Přemysl Otakar II.

In 1265, Czech King Přemysl Otakar II established the city of České Budějovice on the confluence of the rivers Malše and Vltava. The to ground plan of the emerging city was ingeniously measured by the Zvíkov burgrave Hirzo, where a chessboard network of streets connects to the square-shaped square with an area of 133 x 137 m. Two cathedrals were built and a row of burgher homes around the square including the city hall. The entire was encircled by walls with towers and three city gates.

Immediately after its inception, České Budějovice became the metropolis of power and finance of South Bohemia and a support of royal power. Its privileges were strengthened in the 14th century by King Charles IV and the city became a centre of trade and crafts. České Budějovice also became wealthy from silver mining and minting in the nearby village of Rudolfov.

The walled city stood away from the pressure of the Hussites and its economic boom was not damaged until the Thirty Years War and the extensive fire in the second half of the 17th century. Restoration of the city continued for decades in Baroque style and changed the city’s architectural character. A number of religious buildings and institutions were built, such as the bishopric, as well as secular buildings.

The industrial development in the 19th century meant many changes in terms of transportation and production. In 1832, the first horse-drawn railway, which was the very first in all of Europe, car set out from České Budějovice to Linz. Moreover, pencil, enamel and tobacco factories and breweries were established. Fortunately the industrial development did not destroy the historical centre of the city.
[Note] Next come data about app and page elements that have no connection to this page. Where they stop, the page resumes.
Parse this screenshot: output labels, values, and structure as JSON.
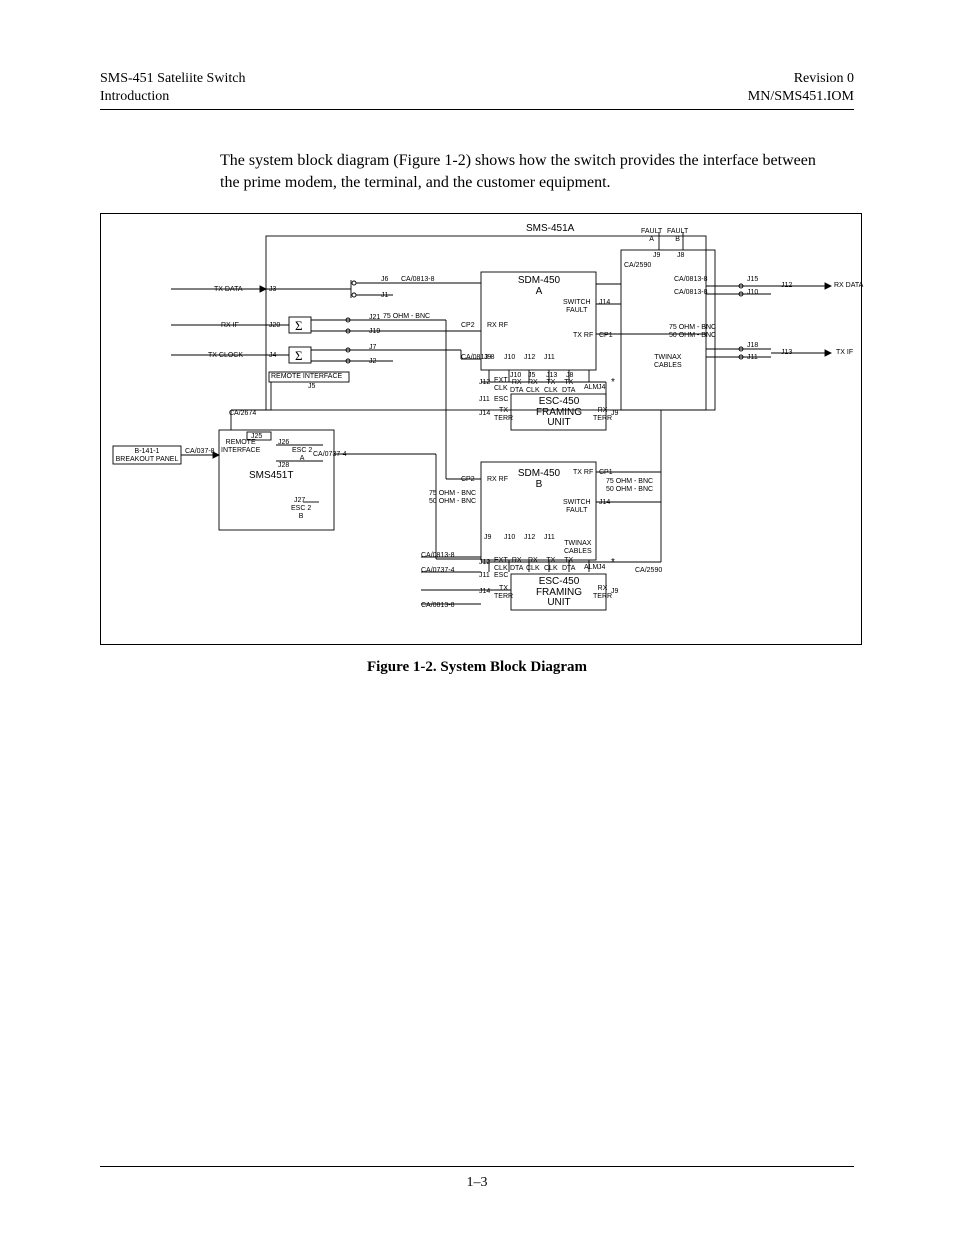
{
  "header": {
    "left1": "SMS-451 Sateliite Switch",
    "left2": "Introduction",
    "right1": "Revision 0",
    "right2": "MN/SMS451.IOM"
  },
  "body": "The system block diagram (Figure 1-2) shows how the switch provides the interface between the prime modem, the terminal, and the customer equipment.",
  "caption": "Figure 1-2.  System Block Diagram",
  "pagenum": "1–3",
  "diagram": {
    "title": "SMS-451A",
    "modemA": "SDM-450\nA",
    "modemB": "SDM-450\nB",
    "framingA": "ESC-450\nFRAMING\nUNIT",
    "framingB": "ESC-450\nFRAMING\nUNIT",
    "breakout": "B-141-1\nBREAKOUT PANEL",
    "sms451t": "SMS451T",
    "io": {
      "txData": "TX DATA",
      "rxIf": "RX IF",
      "txClock": "TX CLOCK",
      "rxData": "RX DATA",
      "txIf": "TX IF"
    },
    "fault": {
      "a": "FAULT\nA",
      "b": "FAULT\nB"
    },
    "remoteIfA": "REMOTE INTERFACE",
    "remoteIfB": "REMOTE\nINTERFACE",
    "cables": {
      "ca0813_8": "CA/0813-8",
      "ca2590": "CA/2590",
      "ca2674": "CA/2674",
      "ca0737_4": "CA/0737-4",
      "ca037_8": "CA/037-8"
    },
    "ohm": {
      "bnc": "75 OHM - BNC",
      "dual": "75 OHM - BNC\n50 OHM - BNC"
    },
    "esc2a": "ESC 2\nA",
    "esc2b": "ESC 2\nB",
    "switchFault": "SWITCH\nFAULT",
    "twinax": "TWINAX\nCABLES",
    "pins": {
      "extClk": "EXT\nCLK",
      "rxDta": "RX\nDTA",
      "rxClk": "RX\nCLK",
      "txClk": "TX\nCLK",
      "txDta": "TX\nDTA",
      "alm": "ALM",
      "esc": "ESC",
      "txTerr": "TX\nTERR",
      "rxTerr": "RX\nTERR",
      "rxRf": "RX RF",
      "txRf": "TX RF",
      "cp1": "CP1",
      "cp2": "CP2",
      "j1": "J1",
      "j2": "J2",
      "j3": "J3",
      "j4": "J4",
      "j5": "J5",
      "j6": "J6",
      "j7": "J7",
      "j8": "J8",
      "j9": "J9",
      "j10": "J10",
      "j11": "J11",
      "j12": "J12",
      "j13": "J13",
      "j14": "J14",
      "j15": "J15",
      "j18": "J18",
      "j19": "J19",
      "j20": "J20",
      "j21": "J21",
      "j25": "J25",
      "j26": "J26",
      "j27": "J27",
      "j28": "J28",
      "star": "*"
    }
  }
}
The twentieth century brought along with it far-reaching changes in all aspects of life. We can find a number of examples here of modern architecture from the 1920s and 30s. The population neared the 100 thousand level towards the end of the 20th century. The city is home to the University of South Bohemia, many specialized schools, research institutes, the four-ensemble South Bohemian Theatre, the Museum of South Bohemia and other private museums and galleries.

Among major companies worth mentioning are the Budweiser Budvar and Samson breweries, Madeta dairy works, Koh-i-Noor Hardmuth and Gama pencil factories, and the Robert Bosch and Motor Jikov machine works.

The opening of the borders led to a tremendous boom in tourism and we also have a lot to offer to guests. It is not just about significant monuments in the city, but also cultural and sports activities, or shopping. And all of that can be topped with a delicious meal and a pint of dewy beer in a pleasant restaurant. Even nature lover have an abundance to choose from here. České Budějovice is surrounded by a picturesque landscape of ponds, forests and the hills of the Blanský Forest and Nové Hrady mountains, which architectural gems are set into, such as Chateau Hluboká and the municipality of Holašovice, which is listed under Unesco heritage sites thanks to its rustic Baroque buildings. The list also includes České Krumlov, which is 20 kilometres away. Are you in the mood to go on a trip?

České Budějovice is a friendly and hospitable city. Come and see for yourself.